Repeat the data exactly, with every line included.

BEGIN Information provided

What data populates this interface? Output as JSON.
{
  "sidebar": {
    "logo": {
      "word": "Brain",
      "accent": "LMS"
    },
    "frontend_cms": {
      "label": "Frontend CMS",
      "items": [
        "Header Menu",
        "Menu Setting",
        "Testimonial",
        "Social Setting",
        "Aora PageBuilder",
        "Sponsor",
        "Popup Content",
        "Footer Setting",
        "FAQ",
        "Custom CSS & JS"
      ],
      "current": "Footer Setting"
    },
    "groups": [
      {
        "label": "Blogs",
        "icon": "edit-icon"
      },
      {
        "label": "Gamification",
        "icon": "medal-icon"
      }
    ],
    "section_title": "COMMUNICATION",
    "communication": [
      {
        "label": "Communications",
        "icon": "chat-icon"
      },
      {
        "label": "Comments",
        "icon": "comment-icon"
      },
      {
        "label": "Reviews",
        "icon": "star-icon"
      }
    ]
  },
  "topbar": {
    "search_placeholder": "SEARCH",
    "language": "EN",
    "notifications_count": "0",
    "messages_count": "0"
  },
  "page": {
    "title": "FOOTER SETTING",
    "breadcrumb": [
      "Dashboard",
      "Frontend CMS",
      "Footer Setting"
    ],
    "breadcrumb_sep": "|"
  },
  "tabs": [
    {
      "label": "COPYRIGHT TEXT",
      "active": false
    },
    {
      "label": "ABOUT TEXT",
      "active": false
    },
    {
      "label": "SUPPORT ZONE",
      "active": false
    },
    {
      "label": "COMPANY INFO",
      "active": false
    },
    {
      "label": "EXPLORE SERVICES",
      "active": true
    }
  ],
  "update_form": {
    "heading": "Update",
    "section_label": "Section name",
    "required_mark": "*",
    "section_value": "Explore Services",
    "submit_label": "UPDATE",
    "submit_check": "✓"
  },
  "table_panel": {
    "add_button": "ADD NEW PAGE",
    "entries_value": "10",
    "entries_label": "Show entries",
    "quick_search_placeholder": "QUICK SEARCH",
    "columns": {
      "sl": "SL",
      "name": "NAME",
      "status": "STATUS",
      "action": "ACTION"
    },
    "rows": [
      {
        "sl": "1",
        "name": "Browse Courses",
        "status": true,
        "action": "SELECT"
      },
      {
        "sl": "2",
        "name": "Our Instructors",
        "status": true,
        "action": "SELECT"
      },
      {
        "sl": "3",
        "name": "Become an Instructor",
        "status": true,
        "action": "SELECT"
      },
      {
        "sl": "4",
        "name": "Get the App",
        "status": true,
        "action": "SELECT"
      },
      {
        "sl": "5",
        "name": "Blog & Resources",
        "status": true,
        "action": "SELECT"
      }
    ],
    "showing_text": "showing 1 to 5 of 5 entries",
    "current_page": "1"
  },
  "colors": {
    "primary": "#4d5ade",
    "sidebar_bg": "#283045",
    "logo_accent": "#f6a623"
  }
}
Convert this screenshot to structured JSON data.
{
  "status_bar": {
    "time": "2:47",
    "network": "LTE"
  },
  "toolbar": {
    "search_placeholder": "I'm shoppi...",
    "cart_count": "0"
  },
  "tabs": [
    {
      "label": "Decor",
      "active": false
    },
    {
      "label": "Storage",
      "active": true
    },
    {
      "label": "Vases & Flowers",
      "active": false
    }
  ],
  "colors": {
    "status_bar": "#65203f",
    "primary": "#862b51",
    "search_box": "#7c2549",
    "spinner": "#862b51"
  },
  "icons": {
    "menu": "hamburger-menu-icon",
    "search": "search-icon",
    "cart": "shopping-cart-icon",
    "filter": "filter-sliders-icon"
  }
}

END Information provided

-- Answer for this exercise --
What data populates this interface? Output as JSON.
{
  "sidebar": {
    "logo": {
      "word": "Brain",
      "accent": "LMS"
    },
    "frontend_cms": {
      "label": "Frontend CMS",
      "items": [
        "Header Menu",
        "Menu Setting",
        "Testimonial",
        "Social Setting",
        "Aora PageBuilder",
        "Sponsor",
        "Popup Content",
        "Footer Setting",
        "FAQ",
        "Custom CSS & JS"
      ],
      "current": "Footer Setting"
    },
    "groups": [
      {
        "label": "Blogs",
        "icon": "edit-icon"
      },
      {
        "label": "Gamification",
        "icon": "medal-icon"
      }
    ],
    "section_title": "COMMUNICATION",
    "communication": [
      {
        "label": "Communications",
        "icon": "chat-icon"
      },
      {
        "label": "Comments",
        "icon": "comment-icon"
      },
      {
        "label": "Reviews",
        "icon": "star-icon"
      }
    ]
  },
  "topbar": {
    "search_placeholder": "SEARCH",
    "language": "EN",
    "notifications_count": "0",
    "messages_count": "0"
  },
  "page": {
    "title": "FOOTER SETTING",
    "breadcrumb": [
      "Dashboard",
      "Frontend CMS",
      "Footer Setting"
    ],
    "breadcrumb_sep": "|"
  },
  "tabs": [
    {
      "label": "COPYRIGHT TEXT",
      "active": false
    },
    {
      "label": "ABOUT TEXT",
      "active": false
    },
    {
      "label": "SUPPORT ZONE",
      "active": false
    },
    {
      "label": "COMPANY INFO",
      "active": false
    },
    {
      "label": "EXPLORE SERVICES",
      "active": true
    }
  ],
  "update_form": {
    "heading": "Update",
    "section_label": "Section name",
    "required_mark": "*",
    "section_value": "Explore Services",
    "submit_label": "UPDATE",
    "submit_check": "✓"
  },
  "table_panel": {
    "add_button": "ADD NEW PAGE",
    "entries_value": "10",
    "entries_label": "Show entries",
    "quick_search_placeholder": "QUICK SEARCH",
    "columns": {
      "sl": "SL",
      "name": "NAME",
      "status": "STATUS",
      "action": "ACTION"
    },
    "rows": [
      {
        "sl": "1",
        "name": "Browse Courses",
        "status": true,
        "action": "SELECT"
      },
      {
        "sl": "2",
        "name": "Our Instructors",
        "status": true,
        "action": "SELECT"
      },
      {
        "sl": "3",
        "name": "Become an Instructor",
        "status": true,
        "action": "SELECT"
      },
      {
        "sl": "4",
        "name": "Get the App",
        "status": true,
        "action": "SELECT"
      },
      {
        "sl": "5",
        "name": "Blog & Resources",
        "status": true,
        "action": "SELECT"
      }
    ],
    "showing_text": "showing 1 to 5 of 5 entries",
    "current_page": "1"
  },
  "colors": {
    "primary": "#4d5ade",
    "sidebar_bg": "#283045",
    "logo_accent": "#f6a623"
  }
}
Convert this screenshot to structured JSON data.
{
  "status_bar": {
    "time": "2:47",
    "network": "LTE"
  },
  "toolbar": {
    "search_placeholder": "I'm shoppi...",
    "cart_count": "0"
  },
  "tabs": [
    {
      "label": "Decor",
      "active": false
    },
    {
      "label": "Storage",
      "active": true
    },
    {
      "label": "Vases & Flowers",
      "active": false
    }
  ],
  "colors": {
    "status_bar": "#65203f",
    "primary": "#862b51",
    "search_box": "#7c2549",
    "spinner": "#862b51"
  },
  "icons": {
    "menu": "hamburger-menu-icon",
    "search": "search-icon",
    "cart": "shopping-cart-icon",
    "filter": "filter-sliders-icon"
  }
}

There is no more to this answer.